- Set Z origin…requires the use of a conductivity plate (and two people…one to hold the plate the other to work the PC controls)…the end mill slow moves down and touches a metal place put flat on top of the sacrificial layer (conductivity must be tested before running z origin set by touching the metal plate to the end mill tip)
- Fix the material to the sacrificial layer using air gun driven plastic fixing pins(?)
- Change z-origin temporary to a location at least 50mm above the material and setting this to Zero
- Run an “Air Pass” of the tool path file to observe any strange milling behavior, when satisfied…move on to actual Milling
- Reset z-origin back to actual Zero
- Start the milling process…
- Turn on Dust collector
- Dis-engage spindle lock by turning the Key
- Run the cut file, spin up the Spindle
- Click OK to mill
- Observe the milling process attentively from beginning to end…be ready to hit the emergency stop button if any issues arises
Tool Path & Alignment Visually examining the milling results, we observed…
- Tool paths were accurate to that displayed in Vcarve software, without significant visible deviations…rectilinear angles look good
- The cut depth of the 2D parts slots appeared deeper than specified 4mm (runout issue?)
- The 1/4” endmill may not have been ideal for the tight spaces in the 3D parts…leaving rough edges every where
- Also a weird issue with the top surface of the 3D part being milled off by approximately 1mm
Speed & Feed Consulted Shopbot Manual for recommended Speed & Feed…links to the PDF file here. The TechShop settings for RPM and Chip Load for their Shopbot was within the recommended range for Plywood.
- Results were reasonably good…with ugly bottom edges to cut pieces that resulted the use of a down cut endmill.
- We noted that the 1/4” downcut endmill had some trouble with tight corners and radiused down sloping shapes in the 3D joint…perhaps a smaller diameter endmill would be better for the narrow spaces and a ball-end endmill for the radius cuts. Lack of time meant that we were not able to explore these options this time.
- We also observed some error in the way we produced the 3D cut file (z-setting error?) as those shapes had about 1mm of its top surfaced milled away.
2D Part Tests: We assembled milled 2D parts, the results as follows…
- Negative to Negative Fit Test:
15.0mm into 15.0mm…same runout for both cut gap…inconclusive results
Positive to Negative Fit Test:
- 15mm square positive part fits best into 15.4mm square negative hole…implying runout of 4.0mm
3D Part Test:
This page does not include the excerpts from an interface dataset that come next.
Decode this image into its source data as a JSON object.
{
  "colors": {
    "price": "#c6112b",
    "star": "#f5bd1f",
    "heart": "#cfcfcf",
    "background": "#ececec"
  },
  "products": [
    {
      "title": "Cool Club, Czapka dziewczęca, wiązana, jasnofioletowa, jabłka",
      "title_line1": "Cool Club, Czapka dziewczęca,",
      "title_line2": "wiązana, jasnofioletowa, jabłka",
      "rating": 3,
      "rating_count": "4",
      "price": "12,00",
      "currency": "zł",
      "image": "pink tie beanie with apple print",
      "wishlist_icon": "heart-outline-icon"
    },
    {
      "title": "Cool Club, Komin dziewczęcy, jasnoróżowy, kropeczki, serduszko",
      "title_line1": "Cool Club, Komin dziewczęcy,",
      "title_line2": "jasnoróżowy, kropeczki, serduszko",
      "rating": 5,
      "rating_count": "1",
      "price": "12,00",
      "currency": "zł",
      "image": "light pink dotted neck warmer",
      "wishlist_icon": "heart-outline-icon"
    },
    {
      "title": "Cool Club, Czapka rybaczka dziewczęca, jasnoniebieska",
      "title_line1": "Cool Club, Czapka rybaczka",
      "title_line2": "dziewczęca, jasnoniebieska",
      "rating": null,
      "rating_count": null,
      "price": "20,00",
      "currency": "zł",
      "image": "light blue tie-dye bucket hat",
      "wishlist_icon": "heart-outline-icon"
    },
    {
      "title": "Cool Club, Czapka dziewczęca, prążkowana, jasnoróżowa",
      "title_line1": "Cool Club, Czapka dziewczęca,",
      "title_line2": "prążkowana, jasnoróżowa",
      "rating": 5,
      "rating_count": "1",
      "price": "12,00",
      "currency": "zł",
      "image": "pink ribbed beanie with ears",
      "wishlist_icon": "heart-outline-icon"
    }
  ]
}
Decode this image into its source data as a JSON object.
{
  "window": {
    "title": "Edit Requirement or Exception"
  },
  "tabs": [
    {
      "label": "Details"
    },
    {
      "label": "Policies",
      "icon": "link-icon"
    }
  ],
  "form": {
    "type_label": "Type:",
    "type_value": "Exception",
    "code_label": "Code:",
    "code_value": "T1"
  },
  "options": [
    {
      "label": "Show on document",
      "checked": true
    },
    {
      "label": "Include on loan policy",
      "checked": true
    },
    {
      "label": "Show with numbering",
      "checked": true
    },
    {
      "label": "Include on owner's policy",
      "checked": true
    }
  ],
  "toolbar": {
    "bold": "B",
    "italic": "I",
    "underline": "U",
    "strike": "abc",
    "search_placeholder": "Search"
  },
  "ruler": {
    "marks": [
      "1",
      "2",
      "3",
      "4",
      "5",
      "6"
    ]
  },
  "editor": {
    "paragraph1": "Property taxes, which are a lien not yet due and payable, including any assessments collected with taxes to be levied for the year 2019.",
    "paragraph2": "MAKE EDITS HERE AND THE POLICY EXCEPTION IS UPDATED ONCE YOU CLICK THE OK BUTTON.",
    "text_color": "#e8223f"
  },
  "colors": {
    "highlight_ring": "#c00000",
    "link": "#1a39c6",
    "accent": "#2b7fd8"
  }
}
We measured the actual cut sizes of the 3D joint versus the CAD model, the results as follows…
Positive Material Width: - CAD Dimension: 15.0mm - Milled Dimension: 16.4mm - Runout: 1.4mm
Negative material width: - CAD Dimension: 15mm - Milled Dimension: 14.0mm - Runout: 1.0mm